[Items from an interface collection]
-----
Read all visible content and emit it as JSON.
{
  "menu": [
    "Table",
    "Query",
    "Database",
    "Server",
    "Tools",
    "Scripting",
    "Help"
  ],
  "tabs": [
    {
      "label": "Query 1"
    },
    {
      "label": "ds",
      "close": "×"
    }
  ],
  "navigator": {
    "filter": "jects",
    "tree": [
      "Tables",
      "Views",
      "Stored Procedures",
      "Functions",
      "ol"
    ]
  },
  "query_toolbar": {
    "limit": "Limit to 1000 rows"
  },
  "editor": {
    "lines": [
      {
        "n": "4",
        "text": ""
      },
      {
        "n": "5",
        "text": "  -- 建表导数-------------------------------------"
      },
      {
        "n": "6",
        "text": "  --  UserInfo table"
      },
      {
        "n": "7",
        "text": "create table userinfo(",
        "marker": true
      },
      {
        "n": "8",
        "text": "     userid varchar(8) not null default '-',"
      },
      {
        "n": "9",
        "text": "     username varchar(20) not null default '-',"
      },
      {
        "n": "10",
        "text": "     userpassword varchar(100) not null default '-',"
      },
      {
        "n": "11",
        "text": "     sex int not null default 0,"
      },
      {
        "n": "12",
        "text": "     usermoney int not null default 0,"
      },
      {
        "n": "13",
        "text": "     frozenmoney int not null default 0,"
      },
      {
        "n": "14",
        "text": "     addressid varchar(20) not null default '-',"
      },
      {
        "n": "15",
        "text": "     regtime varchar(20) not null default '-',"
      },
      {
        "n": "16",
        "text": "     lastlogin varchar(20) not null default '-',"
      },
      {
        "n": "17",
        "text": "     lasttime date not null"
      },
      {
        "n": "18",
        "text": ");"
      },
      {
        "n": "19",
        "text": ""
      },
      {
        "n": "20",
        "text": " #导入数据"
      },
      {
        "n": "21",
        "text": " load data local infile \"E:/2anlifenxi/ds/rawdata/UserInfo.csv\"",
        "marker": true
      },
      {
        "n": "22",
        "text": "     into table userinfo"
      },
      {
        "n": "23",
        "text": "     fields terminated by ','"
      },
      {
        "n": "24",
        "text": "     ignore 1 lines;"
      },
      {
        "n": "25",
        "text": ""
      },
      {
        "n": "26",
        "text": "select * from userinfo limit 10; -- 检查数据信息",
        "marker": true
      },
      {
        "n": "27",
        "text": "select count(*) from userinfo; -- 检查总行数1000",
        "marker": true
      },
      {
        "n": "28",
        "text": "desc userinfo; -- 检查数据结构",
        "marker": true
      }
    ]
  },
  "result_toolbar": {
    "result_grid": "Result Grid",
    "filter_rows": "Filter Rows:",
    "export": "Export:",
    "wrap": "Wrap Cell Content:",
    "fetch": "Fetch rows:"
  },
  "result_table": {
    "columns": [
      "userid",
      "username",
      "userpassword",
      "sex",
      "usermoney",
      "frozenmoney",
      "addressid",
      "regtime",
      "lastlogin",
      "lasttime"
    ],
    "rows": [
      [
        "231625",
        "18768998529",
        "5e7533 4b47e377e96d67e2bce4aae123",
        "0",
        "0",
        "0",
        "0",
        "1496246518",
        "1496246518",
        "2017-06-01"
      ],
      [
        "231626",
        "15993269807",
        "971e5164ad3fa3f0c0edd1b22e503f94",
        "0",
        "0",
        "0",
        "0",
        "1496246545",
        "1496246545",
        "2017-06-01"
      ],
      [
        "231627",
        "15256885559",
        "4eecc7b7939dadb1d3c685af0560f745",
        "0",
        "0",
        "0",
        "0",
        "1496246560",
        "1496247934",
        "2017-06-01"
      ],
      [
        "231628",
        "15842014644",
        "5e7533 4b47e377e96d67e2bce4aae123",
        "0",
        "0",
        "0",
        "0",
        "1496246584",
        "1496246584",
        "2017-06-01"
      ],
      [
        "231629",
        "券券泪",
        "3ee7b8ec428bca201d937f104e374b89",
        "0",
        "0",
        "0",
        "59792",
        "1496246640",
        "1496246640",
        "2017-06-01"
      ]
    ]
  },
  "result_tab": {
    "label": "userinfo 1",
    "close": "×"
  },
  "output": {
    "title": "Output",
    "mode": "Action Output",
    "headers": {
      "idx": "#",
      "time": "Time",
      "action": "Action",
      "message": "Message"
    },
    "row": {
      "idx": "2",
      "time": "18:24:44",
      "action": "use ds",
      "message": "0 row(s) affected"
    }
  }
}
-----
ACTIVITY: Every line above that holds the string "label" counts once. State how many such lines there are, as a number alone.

SOLUTION BELOW: 3